* **WORK TO COMPLETE**
Every line with "time" in it must be copied from the data.

* **Entries from a dataset of interfaces**

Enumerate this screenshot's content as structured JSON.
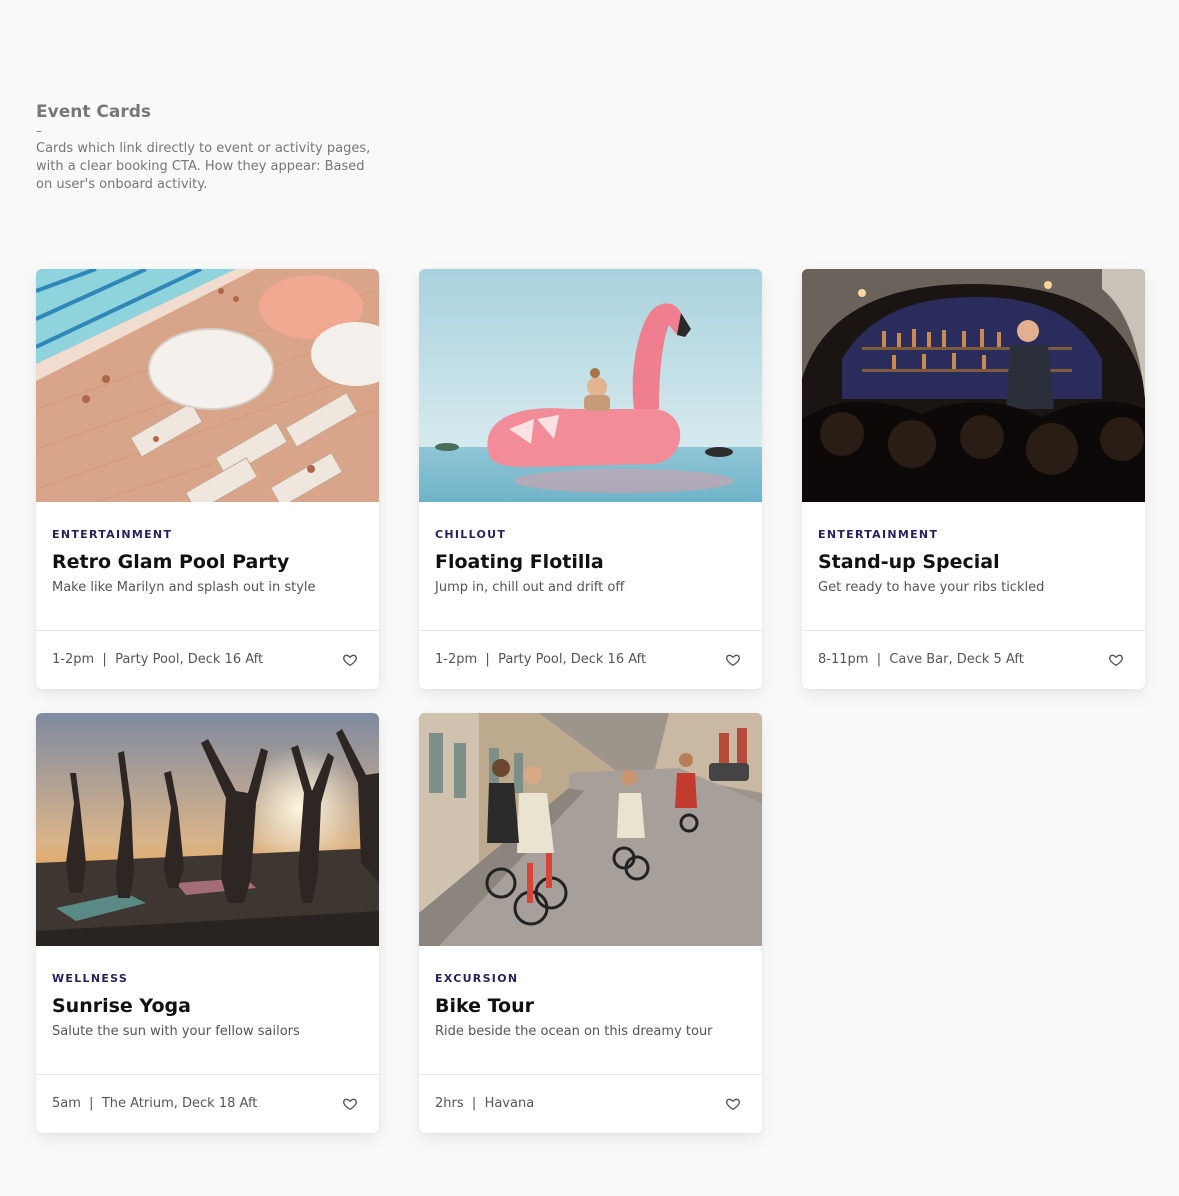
{
  "intro": {
    "title": "Event Cards",
    "dash": "–",
    "description": "Cards which link directly to event or activity pages, with a clear booking CTA. How they appear: Based on user's onboard activity."
  },
  "cards": [
    {
      "category": "ENTERTAINMENT",
      "title": "Retro Glam Pool Party",
      "description": "Make like Marilyn and splash out in style",
      "time": "1-2pm",
      "separator": "|",
      "location": "Party Pool, Deck 16 Aft",
      "icon": "heart-outline-icon"
    },
    {
      "category": "CHILLOUT",
      "title": "Floating Flotilla",
      "description": "Jump in, chill out and drift off",
      "time": "1-2pm",
      "separator": "|",
      "location": "Party Pool, Deck 16 Aft",
      "icon": "heart-outline-icon"
    },
    {
      "category": "ENTERTAINMENT",
      "title": "Stand-up Special",
      "description": "Get ready to have your ribs tickled",
      "time": "8-11pm",
      "separator": "|",
      "location": "Cave Bar, Deck 5 Aft",
      "icon": "heart-outline-icon"
    },
    {
      "category": "WELLNESS",
      "title": "Sunrise Yoga",
      "description": "Salute the sun with your fellow sailors",
      "time": "5am",
      "separator": "|",
      "location": "The Atrium, Deck 18 Aft",
      "icon": "heart-outline-icon"
    },
    {
      "category": "EXCURSION",
      "title": "Bike Tour",
      "description": "Ride beside the ocean on this dreamy tour",
      "time": "2hrs",
      "separator": "|",
      "location": "Havana",
      "icon": "heart-outline-icon"
    }
  ],
  "colors": {
    "background": "#f9f9f9",
    "category": "#2a1f5c",
    "title": "#111111",
    "muted": "#555555"
  }
}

* **RESULT OF THE TASK**
      "time": "1-2pm",
      "time": "1-2pm",
      "time": "8-11pm",
      "time": "5am",
      "time": "2hrs",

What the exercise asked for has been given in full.